(Stored items)
+++

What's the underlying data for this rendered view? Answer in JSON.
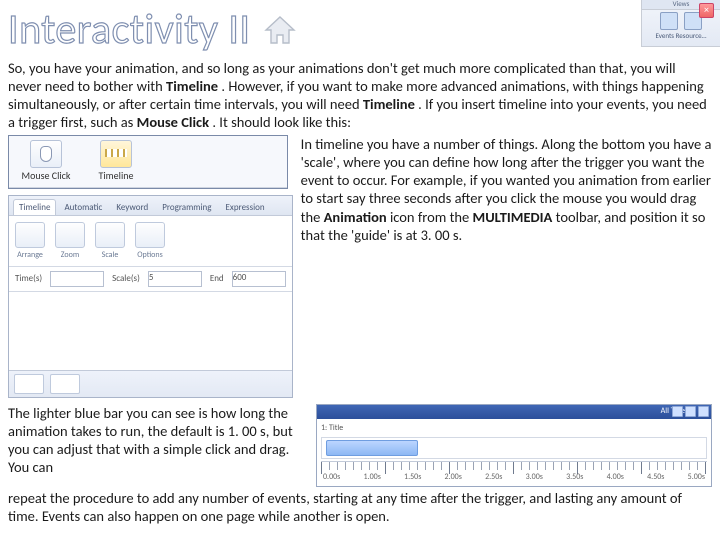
{
  "title": "Interactivity II",
  "ribbon": {
    "group_label": "Views",
    "item_label": "Events Resource…"
  },
  "p1_a": "So, you have your animation, and so long as your animations don't get much more complicated than that, you will never need to bother with ",
  "p1_b1": "Timeline",
  "p1_c": ".  However, if you want to make more advanced animations, with things happening simultaneously, or after certain time intervals, you will need ",
  "p1_b2": "Timeline",
  "p1_d": ".  If you insert timeline into your events, you need a trigger first, such as ",
  "p1_b3": "Mouse Click",
  "p1_e": ".  It should look like this:",
  "events": {
    "trigger_label": "Mouse Click",
    "timeline_label": "Timeline",
    "close_x": "×"
  },
  "tl": {
    "tabs": [
      "Timeline",
      "Automatic",
      "Keyword",
      "Programming",
      "Expression"
    ],
    "tool_labels": [
      "Arrange",
      "Zoom",
      "Scale",
      "Options"
    ],
    "field1_label": "Time(s)",
    "field2_label": "Scale(s)",
    "field3_label": "End",
    "val1": "",
    "val2": "5",
    "val3": "600"
  },
  "mid_a": "In timeline you have a number of things.  Along the bottom you have a 'scale', where you can define how long after the trigger you want the event to occur.  For example, if you wanted you animation from earlier to start say three seconds after you click the mouse you would drag the ",
  "mid_b1": "Animation",
  "mid_c": " icon from the ",
  "mid_b2": "MULTIMEDIA",
  "mid_d": " toolbar, and position it so that the 'guide' is at 3. 00 s.",
  "p3_a": "The lighter blue bar you can see is how long the animation takes to run, the default is 1. 00 s, but you can adjust that with a simple click and drag.  You can ",
  "p3_b": "repeat the procedure to add any number of events, starting at any time after the trigger, and lasting any amount of time.  Events can also happen on one page while another is open.",
  "ruler": {
    "caption": "All Title",
    "row_label": "1: Title",
    "ticks": [
      "0.00s",
      "1.00s",
      "1.50s",
      "2.00s",
      "2.50s",
      "3.00s",
      "3.50s",
      "4.00s",
      "4.50s",
      "5.00s"
    ]
  }
}
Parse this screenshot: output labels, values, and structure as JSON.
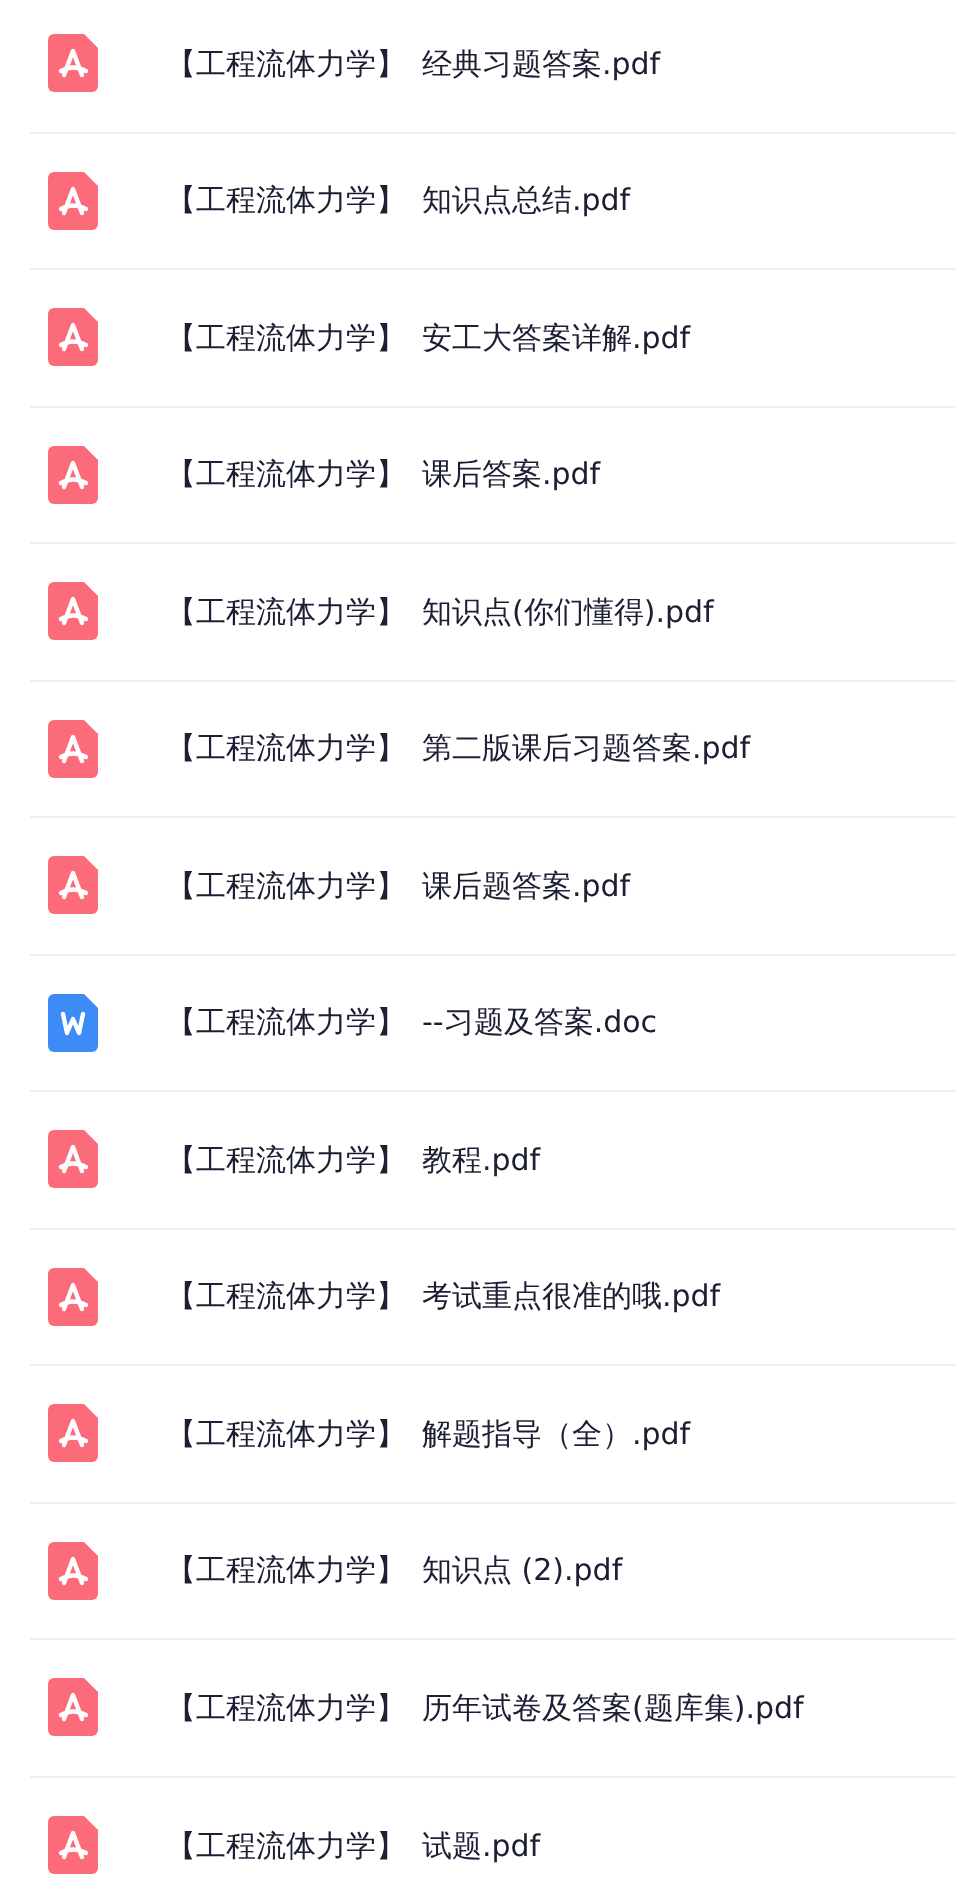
{
  "files": [
    {
      "kind": "pdf",
      "prefix": "【工程流体力学】",
      "name": "经典习题答案.pdf"
    },
    {
      "kind": "pdf",
      "prefix": "【工程流体力学】",
      "name": "知识点总结.pdf"
    },
    {
      "kind": "pdf",
      "prefix": "【工程流体力学】",
      "name": "安工大答案详解.pdf"
    },
    {
      "kind": "pdf",
      "prefix": "【工程流体力学】",
      "name": "课后答案.pdf"
    },
    {
      "kind": "pdf",
      "prefix": "【工程流体力学】",
      "name": "知识点(你们懂得).pdf"
    },
    {
      "kind": "pdf",
      "prefix": "【工程流体力学】",
      "name": "第二版课后习题答案.pdf"
    },
    {
      "kind": "pdf",
      "prefix": "【工程流体力学】",
      "name": "课后题答案.pdf"
    },
    {
      "kind": "doc",
      "prefix": "【工程流体力学】",
      "name": "--习题及答案.doc"
    },
    {
      "kind": "pdf",
      "prefix": "【工程流体力学】",
      "name": "教程.pdf"
    },
    {
      "kind": "pdf",
      "prefix": "【工程流体力学】",
      "name": "考试重点很准的哦.pdf"
    },
    {
      "kind": "pdf",
      "prefix": "【工程流体力学】",
      "name": "解题指导（全）.pdf"
    },
    {
      "kind": "pdf",
      "prefix": "【工程流体力学】",
      "name": "知识点 (2).pdf"
    },
    {
      "kind": "pdf",
      "prefix": "【工程流体力学】",
      "name": "历年试卷及答案(题库集).pdf"
    },
    {
      "kind": "pdf",
      "prefix": "【工程流体力学】",
      "name": "试题.pdf"
    }
  ]
}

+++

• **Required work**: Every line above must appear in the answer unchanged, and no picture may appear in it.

• **Answer box**:
What's the underlying data for this rendered view? Answer in JSON.
{
  "title": "Interactivity II",
  "ribbon": {
    "group_label": "Views",
    "item_label": "Events Resource…"
  },
  "p1_a": "So, you have your animation, and so long as your animations don't get much more complicated than that, you will never need to bother with ",
  "p1_b1": "Timeline",
  "p1_c": ".  However, if you want to make more advanced animations, with things happening simultaneously, or after certain time intervals, you will need ",
  "p1_b2": "Timeline",
  "p1_d": ".  If you insert timeline into your events, you need a trigger first, such as ",
  "p1_b3": "Mouse Click",
  "p1_e": ".  It should look like this:",
  "events": {
    "trigger_label": "Mouse Click",
    "timeline_label": "Timeline",
    "close_x": "×"
  },
  "tl": {
    "tabs": [
      "Timeline",
      "Automatic",
      "Keyword",
      "Programming",
      "Expression"
    ],
    "tool_labels": [
      "Arrange",
      "Zoom",
      "Scale",
      "Options"
    ],
    "field1_label": "Time(s)",
    "field2_label": "Scale(s)",
    "field3_label": "End",
    "val1": "",
    "val2": "5",
    "val3": "600"
  },
  "mid_a": "In timeline you have a number of things.  Along the bottom you have a 'scale', where you can define how long after the trigger you want the event to occur.  For example, if you wanted you animation from earlier to start say three seconds after you click the mouse you would drag the ",
  "mid_b1": "Animation",
  "mid_c": " icon from the ",
  "mid_b2": "MULTIMEDIA",
  "mid_d": " toolbar, and position it so that the 'guide' is at 3. 00 s.",
  "p3_a": "The lighter blue bar you can see is how long the animation takes to run, the default is 1. 00 s, but you can adjust that with a simple click and drag.  You can ",
  "p3_b": "repeat the procedure to add any number of events, starting at any time after the trigger, and lasting any amount of time.  Events can also happen on one page while another is open.",
  "ruler": {
    "caption": "All Title",
    "row_label": "1: Title",
    "ticks": [
      "0.00s",
      "1.00s",
      "1.50s",
      "2.00s",
      "2.50s",
      "3.00s",
      "3.50s",
      "4.00s",
      "4.50s",
      "5.00s"
    ]
  }
}
Parse this screenshot: output labels, values, and structure as JSON.
{
  "files": [
    {
      "kind": "pdf",
      "prefix": "【工程流体力学】",
      "name": "经典习题答案.pdf"
    },
    {
      "kind": "pdf",
      "prefix": "【工程流体力学】",
      "name": "知识点总结.pdf"
    },
    {
      "kind": "pdf",
      "prefix": "【工程流体力学】",
      "name": "安工大答案详解.pdf"
    },
    {
      "kind": "pdf",
      "prefix": "【工程流体力学】",
      "name": "课后答案.pdf"
    },
    {
      "kind": "pdf",
      "prefix": "【工程流体力学】",
      "name": "知识点(你们懂得).pdf"
    },
    {
      "kind": "pdf",
      "prefix": "【工程流体力学】",
      "name": "第二版课后习题答案.pdf"
    },
    {
      "kind": "pdf",
      "prefix": "【工程流体力学】",
      "name": "课后题答案.pdf"
    },
    {
      "kind": "doc",
      "prefix": "【工程流体力学】",
      "name": "--习题及答案.doc"
    },
    {
      "kind": "pdf",
      "prefix": "【工程流体力学】",
      "name": "教程.pdf"
    },
    {
      "kind": "pdf",
      "prefix": "【工程流体力学】",
      "name": "考试重点很准的哦.pdf"
    },
    {
      "kind": "pdf",
      "prefix": "【工程流体力学】",
      "name": "解题指导（全）.pdf"
    },
    {
      "kind": "pdf",
      "prefix": "【工程流体力学】",
      "name": "知识点 (2).pdf"
    },
    {
      "kind": "pdf",
      "prefix": "【工程流体力学】",
      "name": "历年试卷及答案(题库集).pdf"
    },
    {
      "kind": "pdf",
      "prefix": "【工程流体力学】",
      "name": "试题.pdf"
    }
  ]
}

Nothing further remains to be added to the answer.